Data extract START

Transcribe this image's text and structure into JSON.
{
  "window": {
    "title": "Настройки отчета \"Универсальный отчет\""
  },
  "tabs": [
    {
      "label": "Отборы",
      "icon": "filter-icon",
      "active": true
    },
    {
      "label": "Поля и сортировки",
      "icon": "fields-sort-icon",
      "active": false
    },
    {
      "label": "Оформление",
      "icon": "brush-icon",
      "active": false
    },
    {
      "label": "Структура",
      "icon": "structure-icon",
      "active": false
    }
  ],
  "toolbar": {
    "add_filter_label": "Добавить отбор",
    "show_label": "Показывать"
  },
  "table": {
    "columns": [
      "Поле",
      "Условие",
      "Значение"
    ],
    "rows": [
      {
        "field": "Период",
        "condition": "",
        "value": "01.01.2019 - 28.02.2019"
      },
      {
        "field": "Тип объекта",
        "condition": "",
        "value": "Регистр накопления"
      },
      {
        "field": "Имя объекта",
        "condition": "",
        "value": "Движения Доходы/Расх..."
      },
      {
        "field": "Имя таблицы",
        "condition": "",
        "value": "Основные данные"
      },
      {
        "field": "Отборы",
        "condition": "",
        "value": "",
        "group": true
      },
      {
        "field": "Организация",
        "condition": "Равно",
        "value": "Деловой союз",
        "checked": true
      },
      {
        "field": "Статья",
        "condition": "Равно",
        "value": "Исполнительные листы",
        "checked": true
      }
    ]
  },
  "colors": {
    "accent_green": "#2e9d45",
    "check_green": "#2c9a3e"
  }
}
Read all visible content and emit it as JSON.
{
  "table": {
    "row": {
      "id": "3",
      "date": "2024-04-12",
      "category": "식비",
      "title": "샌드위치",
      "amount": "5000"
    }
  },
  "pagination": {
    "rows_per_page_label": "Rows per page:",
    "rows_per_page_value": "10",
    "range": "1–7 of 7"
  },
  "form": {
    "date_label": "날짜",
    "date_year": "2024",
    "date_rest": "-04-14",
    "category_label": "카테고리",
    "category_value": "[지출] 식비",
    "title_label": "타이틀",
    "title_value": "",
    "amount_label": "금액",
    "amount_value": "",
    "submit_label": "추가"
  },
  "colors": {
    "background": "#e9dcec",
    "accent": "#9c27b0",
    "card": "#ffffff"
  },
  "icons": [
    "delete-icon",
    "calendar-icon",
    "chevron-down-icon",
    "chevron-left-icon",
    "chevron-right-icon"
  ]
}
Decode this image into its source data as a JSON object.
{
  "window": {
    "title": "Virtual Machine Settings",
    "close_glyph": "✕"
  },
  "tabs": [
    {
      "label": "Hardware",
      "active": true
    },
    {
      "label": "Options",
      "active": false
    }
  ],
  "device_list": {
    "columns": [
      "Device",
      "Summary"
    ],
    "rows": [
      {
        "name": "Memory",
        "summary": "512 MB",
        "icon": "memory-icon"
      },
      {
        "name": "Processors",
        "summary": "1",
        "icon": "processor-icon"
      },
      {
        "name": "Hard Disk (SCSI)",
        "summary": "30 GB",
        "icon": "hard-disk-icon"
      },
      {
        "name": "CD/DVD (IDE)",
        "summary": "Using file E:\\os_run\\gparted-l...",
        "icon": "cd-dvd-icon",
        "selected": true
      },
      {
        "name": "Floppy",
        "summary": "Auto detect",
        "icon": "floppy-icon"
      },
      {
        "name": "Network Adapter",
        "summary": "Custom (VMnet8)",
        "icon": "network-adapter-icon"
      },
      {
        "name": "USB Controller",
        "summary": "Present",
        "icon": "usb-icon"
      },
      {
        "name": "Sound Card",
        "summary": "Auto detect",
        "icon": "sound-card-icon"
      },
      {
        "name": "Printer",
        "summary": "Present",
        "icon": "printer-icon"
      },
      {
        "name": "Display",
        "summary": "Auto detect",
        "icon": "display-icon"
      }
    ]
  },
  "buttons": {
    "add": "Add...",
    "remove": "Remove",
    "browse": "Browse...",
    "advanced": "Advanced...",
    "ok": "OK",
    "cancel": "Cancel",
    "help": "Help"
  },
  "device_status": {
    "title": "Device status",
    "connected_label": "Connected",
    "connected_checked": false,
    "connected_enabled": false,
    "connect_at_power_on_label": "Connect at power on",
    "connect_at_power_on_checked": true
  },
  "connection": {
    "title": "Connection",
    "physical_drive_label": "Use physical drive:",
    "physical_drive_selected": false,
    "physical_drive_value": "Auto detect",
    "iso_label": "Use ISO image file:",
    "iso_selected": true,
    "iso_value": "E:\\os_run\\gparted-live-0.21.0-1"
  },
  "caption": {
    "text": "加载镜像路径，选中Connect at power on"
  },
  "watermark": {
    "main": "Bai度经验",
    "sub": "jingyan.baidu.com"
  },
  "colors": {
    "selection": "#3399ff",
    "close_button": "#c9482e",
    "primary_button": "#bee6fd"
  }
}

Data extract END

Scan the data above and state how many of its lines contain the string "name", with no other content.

Task solution: 10